One more thing about Yaupon; it was sometimes referred to ash Liberty Tea used to replace Camellia Sinensis and the caffeine stimulation after C. Sinensis was banned following the Boston Tea Party. But it was only one of many herbs that Native Americans used for nutrition, for ceremonial activities and medicinally and also for pleasure. While yaupon has become more familiar on some tea shop menus, you might want to visit the website of one of the companies specializing in it. Catspring Yaupon in Texas. Yaupon Tea Company in Georgia. Yaupon Brothers American Tea Company, Floriday.
Native American Herbalism and Tea
With the growing popularity of herbalism, there are several books that focus on the indigneous Native American tea traditions. One of the most complete is by Daniel E. Moerman, “Native American Ethnobotany”. If you want to learn a lot more than one thing about these herbs used as teas, you might check this out.
An extraordinary compilation of the plants used by North American native peoples for medicine, food, fiber, dye, and a host of other things. Anthropologist Daniel E. Moerman has devoted 25 years to the task of gathering together the accumulated ethnobotanical knowledge on more than 4000 plants. More than 44,000 uses for these plants by various tribes are documented here. This is undoubtedly the most massive ethnobotanical survey ever undertaken, preserving an enormous store of information for the future. (Amazon Description)

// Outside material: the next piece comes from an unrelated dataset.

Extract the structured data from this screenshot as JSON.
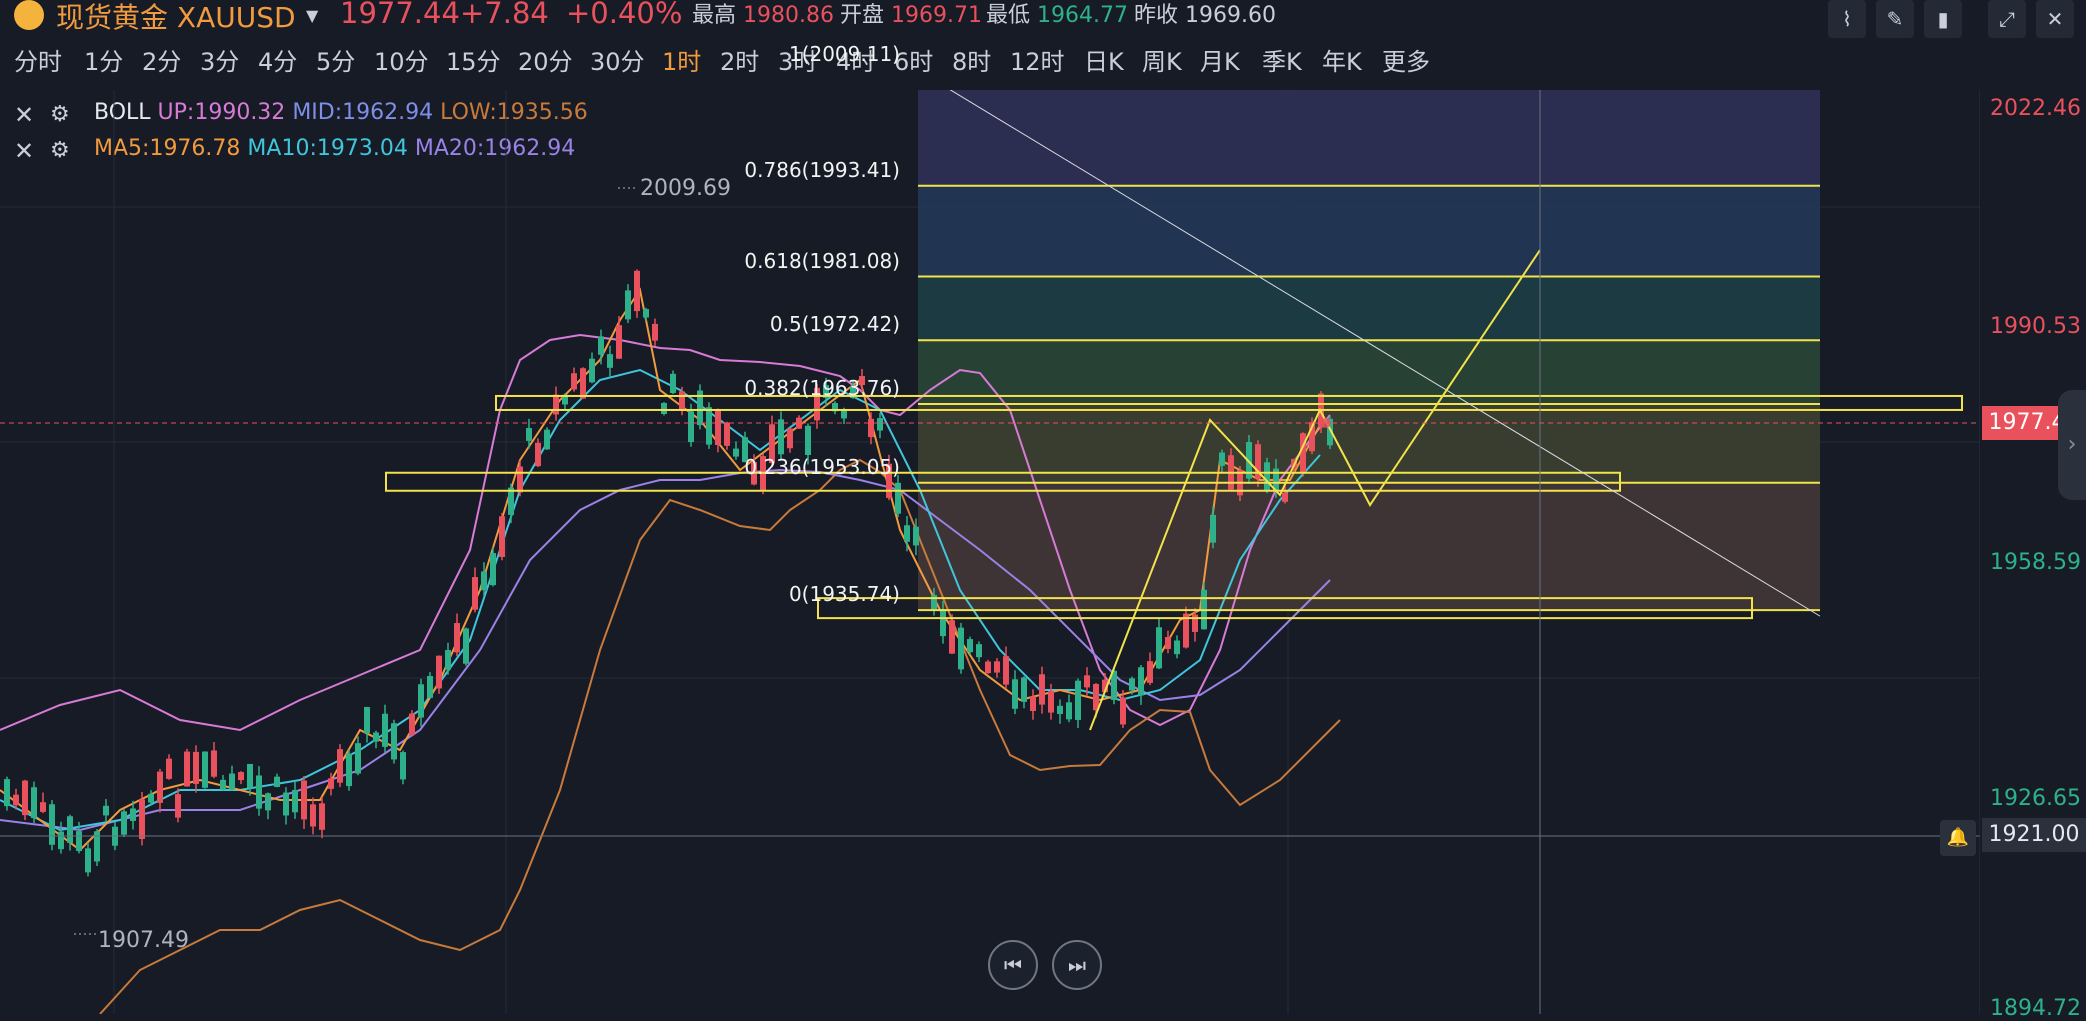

Try a new tea with roots in Native American heritage.
Many of the herbs that we are coming to know through creative new tea blending had origins in the tea and healing lore of the Native Americans. As herbal teas have become more popular we don’t recognize some of the origins as indigenous herbal healing. One company, Native American Tea, was established in 1987 on the Crow Nation Reservation by a family of the Turtle Mountain Chippewa.
We also found many Native American herbalists on Etsy, selling unblended herbs from various regions and tribes but also vendors who are crafting blends and sharing their herbal expertise.

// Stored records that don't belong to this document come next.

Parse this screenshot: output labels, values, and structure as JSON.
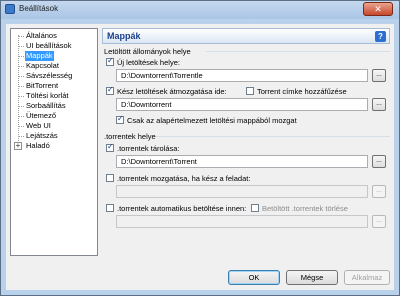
{
  "window": {
    "title": "Beállítások",
    "close_label": "✕"
  },
  "tree": {
    "items": [
      {
        "label": "Általános"
      },
      {
        "label": "UI beállítások"
      },
      {
        "label": "Mappák",
        "selected": true
      },
      {
        "label": "Kapcsolat"
      },
      {
        "label": "Sávszélesség"
      },
      {
        "label": "BitTorrent"
      },
      {
        "label": "Töltési korlát"
      },
      {
        "label": "Sorbaállítás"
      },
      {
        "label": "Ütemező"
      },
      {
        "label": "Web UI"
      },
      {
        "label": "Lejátszás"
      },
      {
        "label": "Haladó",
        "expander": "+"
      }
    ]
  },
  "panel": {
    "title": "Mappák",
    "help_label": "?"
  },
  "downloads": {
    "group_label": "Letöltött állományok helye",
    "new_label": "Új letöltések helye:",
    "new_checked": true,
    "new_path": "D:\\Downtorrent\\Torrentle",
    "move_label": "Kész letöltések átmozgatása ide:",
    "move_checked": true,
    "tag_label": "Torrent címke hozzáfűzése",
    "tag_checked": false,
    "move_path": "D:\\Downtorrent",
    "only_default_label": "Csak az alapértelmezett letöltési mappából mozgat",
    "only_default_checked": true
  },
  "torrents": {
    "group_label": ".torrentek helye",
    "store_label": ".torrentek tárolása:",
    "store_checked": true,
    "store_path": "D:\\Downtorrent\\Torrent",
    "move_done_label": ".torrentek mozgatása, ha kész a feladat:",
    "move_done_checked": false,
    "move_done_path": "",
    "autoload_label": ".torrentek automatikus betöltése innen:",
    "autoload_checked": false,
    "delete_loaded_label": "Betöltött .torrentek törlése",
    "delete_loaded_checked": false,
    "autoload_path": ""
  },
  "browse_label": "...",
  "buttons": {
    "ok": "OK",
    "cancel": "Mégse",
    "apply": "Alkalmaz"
  }
}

Share your discoveries with a friend.
While the Native American traditions are as ancient as some of the Asian tea cultures, they are new information for most of us. One of the most important things about having a holiday like Indigenous People’s Day delcared is that we can share our understanding of and feelings about these stories in our shared history. They aren’t comfortable stories. The colonization of North America and abusive to native people is difficult to digest. We’ve been trying to heal it and begin to mend some of the injustices for many years. It will, most certainly, take many more.
Could sharing a cup of tea and a story of the people for whom it was a medicine, a food and a ceremony be a tiny step toward better understanding and respect.
In Conclusion: Drinking tea has been and remains one of the most ubiquitous practices in cultures around the world by which we express hospitality, health and spirituality. Sometimes we tea lovers focus more on the actual plant like Camellia sinensis and pay less attention to the way in which the drink is prepared and shared.
Today we can bend a bit more toward the side of celebrating the act of sharing the brewed drink and what it gives to our fshared North American culture. Perhaps we can find new common ground that can be nourishing and healing as we celebrate Indigenous People’s Day 2021 with tea.